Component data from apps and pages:
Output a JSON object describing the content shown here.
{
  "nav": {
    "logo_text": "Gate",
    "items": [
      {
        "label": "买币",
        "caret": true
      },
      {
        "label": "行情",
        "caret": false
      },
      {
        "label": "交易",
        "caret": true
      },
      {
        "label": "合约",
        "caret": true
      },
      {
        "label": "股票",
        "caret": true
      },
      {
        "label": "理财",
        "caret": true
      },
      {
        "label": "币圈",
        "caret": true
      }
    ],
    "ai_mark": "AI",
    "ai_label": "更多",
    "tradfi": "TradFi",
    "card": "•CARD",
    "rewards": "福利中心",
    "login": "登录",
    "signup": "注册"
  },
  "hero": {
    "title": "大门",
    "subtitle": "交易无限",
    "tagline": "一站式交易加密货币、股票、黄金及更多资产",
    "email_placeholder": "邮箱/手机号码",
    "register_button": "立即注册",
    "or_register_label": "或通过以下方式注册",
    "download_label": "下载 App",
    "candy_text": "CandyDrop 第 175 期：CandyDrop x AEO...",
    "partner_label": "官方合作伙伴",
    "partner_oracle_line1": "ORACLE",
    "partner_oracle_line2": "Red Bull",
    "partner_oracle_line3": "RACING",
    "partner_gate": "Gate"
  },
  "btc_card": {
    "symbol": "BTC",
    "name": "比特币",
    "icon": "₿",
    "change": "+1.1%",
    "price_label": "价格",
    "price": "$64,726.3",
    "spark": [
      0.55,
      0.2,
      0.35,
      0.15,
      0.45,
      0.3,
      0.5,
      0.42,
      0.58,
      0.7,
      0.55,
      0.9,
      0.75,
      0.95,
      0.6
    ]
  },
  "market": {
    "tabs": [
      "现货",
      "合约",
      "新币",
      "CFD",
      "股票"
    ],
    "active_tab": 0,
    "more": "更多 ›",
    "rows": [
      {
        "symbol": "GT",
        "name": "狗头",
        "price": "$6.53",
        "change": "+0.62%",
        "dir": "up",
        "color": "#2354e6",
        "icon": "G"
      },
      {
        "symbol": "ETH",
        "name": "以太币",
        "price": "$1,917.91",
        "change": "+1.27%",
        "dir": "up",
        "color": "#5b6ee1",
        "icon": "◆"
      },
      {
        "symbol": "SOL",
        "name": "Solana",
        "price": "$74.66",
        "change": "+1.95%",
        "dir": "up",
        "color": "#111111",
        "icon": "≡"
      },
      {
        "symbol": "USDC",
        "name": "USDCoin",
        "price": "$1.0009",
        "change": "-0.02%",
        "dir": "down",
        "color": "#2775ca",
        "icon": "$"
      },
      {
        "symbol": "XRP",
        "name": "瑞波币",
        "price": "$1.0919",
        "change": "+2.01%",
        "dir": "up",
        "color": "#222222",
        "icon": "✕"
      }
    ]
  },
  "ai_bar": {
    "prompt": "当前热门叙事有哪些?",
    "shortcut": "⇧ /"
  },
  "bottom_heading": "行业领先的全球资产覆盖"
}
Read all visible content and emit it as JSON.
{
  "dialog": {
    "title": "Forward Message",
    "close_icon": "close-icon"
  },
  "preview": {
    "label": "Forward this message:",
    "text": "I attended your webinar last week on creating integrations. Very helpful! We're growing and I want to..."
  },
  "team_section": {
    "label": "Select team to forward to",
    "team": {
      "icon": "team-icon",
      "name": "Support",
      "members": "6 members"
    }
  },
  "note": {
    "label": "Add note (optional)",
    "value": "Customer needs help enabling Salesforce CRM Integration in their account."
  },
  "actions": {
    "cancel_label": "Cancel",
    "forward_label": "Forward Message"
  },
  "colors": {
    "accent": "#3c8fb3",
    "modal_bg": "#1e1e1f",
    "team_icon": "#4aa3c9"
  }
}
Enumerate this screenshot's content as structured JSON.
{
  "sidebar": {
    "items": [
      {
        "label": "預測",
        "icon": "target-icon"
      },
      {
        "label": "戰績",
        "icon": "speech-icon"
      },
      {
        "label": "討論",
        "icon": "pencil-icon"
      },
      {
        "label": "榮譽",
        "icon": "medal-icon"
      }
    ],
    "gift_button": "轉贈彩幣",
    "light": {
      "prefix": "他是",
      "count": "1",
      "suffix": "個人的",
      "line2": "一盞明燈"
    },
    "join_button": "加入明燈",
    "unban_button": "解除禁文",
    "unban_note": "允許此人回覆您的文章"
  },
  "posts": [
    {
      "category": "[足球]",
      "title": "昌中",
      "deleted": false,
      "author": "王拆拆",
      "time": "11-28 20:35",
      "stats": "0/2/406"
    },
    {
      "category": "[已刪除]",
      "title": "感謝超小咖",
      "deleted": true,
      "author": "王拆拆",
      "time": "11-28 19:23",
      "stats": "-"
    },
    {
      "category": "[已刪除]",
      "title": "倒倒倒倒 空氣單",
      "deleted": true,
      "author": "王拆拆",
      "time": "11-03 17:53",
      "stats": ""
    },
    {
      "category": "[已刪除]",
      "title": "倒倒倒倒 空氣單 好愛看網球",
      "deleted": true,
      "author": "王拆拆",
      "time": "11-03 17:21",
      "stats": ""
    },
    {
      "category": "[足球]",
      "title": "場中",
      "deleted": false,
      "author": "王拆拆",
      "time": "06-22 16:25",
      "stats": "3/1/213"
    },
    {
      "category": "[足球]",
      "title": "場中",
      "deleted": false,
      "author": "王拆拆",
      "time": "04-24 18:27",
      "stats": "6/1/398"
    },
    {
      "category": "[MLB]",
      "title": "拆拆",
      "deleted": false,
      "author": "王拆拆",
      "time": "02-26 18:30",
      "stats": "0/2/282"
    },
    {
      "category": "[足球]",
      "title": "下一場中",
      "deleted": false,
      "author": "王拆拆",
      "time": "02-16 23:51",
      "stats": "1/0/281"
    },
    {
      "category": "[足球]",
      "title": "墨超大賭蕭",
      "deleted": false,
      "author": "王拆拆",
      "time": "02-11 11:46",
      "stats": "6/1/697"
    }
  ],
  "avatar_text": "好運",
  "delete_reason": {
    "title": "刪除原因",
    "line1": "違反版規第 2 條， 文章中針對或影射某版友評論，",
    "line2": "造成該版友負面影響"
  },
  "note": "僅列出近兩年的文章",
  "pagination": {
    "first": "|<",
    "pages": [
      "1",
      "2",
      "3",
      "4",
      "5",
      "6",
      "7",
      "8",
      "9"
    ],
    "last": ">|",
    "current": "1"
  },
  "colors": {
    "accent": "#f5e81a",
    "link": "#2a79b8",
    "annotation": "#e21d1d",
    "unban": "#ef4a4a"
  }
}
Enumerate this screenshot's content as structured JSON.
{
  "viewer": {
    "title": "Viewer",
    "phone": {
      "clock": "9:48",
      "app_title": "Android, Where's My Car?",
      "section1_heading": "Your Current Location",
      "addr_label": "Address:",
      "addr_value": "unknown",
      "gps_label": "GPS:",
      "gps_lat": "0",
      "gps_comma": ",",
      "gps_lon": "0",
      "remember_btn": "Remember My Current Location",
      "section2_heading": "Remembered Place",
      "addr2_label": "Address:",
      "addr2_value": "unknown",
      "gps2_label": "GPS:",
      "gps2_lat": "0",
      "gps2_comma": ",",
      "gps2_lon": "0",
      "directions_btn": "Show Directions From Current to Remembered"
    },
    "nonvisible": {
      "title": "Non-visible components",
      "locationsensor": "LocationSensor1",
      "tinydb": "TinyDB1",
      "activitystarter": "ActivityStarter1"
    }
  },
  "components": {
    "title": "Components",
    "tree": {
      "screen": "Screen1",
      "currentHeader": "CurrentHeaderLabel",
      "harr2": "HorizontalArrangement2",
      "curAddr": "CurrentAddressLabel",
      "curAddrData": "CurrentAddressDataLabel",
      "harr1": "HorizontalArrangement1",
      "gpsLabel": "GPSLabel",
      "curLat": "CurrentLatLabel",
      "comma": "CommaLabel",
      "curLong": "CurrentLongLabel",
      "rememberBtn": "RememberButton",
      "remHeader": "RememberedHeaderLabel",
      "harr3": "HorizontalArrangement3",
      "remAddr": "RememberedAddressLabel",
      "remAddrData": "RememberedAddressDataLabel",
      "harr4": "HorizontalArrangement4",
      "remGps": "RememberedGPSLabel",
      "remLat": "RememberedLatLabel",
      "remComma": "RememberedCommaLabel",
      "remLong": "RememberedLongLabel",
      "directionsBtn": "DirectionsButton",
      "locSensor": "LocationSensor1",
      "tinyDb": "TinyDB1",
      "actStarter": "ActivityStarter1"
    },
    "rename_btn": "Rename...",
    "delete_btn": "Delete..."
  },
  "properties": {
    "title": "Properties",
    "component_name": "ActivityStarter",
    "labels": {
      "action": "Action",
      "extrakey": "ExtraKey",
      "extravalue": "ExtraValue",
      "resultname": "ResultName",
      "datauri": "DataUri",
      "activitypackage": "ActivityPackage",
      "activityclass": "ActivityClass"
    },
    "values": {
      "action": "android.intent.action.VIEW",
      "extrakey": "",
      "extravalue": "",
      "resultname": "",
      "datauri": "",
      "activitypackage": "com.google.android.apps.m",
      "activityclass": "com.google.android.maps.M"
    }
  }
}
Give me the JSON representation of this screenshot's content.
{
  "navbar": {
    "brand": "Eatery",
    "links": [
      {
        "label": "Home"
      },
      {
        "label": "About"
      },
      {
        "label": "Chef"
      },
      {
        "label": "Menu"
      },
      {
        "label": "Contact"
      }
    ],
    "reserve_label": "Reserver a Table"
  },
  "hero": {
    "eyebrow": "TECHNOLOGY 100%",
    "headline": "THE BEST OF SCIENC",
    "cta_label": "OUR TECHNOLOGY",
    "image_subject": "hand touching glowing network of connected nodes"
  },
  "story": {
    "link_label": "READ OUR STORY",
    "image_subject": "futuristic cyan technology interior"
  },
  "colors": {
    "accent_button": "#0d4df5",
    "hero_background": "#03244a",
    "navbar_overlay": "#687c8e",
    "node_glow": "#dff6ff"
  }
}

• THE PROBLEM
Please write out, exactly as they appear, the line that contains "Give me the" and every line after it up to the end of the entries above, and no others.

• OUTPUT FOR THIS EXERCISE
Give me the JSON representation of this screenshot's content.
{
  "navbar": {
    "brand": "Eatery",
    "links": [
      {
        "label": "Home"
      },
      {
        "label": "About"
      },
      {
        "label": "Chef"
      },
      {
        "label": "Menu"
      },
      {
        "label": "Contact"
      }
    ],
    "reserve_label": "Reserver a Table"
  },
  "hero": {
    "eyebrow": "TECHNOLOGY 100%",
    "headline": "THE BEST OF SCIENC",
    "cta_label": "OUR TECHNOLOGY",
    "image_subject": "hand touching glowing network of connected nodes"
  },
  "story": {
    "link_label": "READ OUR STORY",
    "image_subject": "futuristic cyan technology interior"
  },
  "colors": {
    "accent_button": "#0d4df5",
    "hero_background": "#03244a",
    "navbar_overlay": "#687c8e",
    "node_glow": "#dff6ff"
  }
}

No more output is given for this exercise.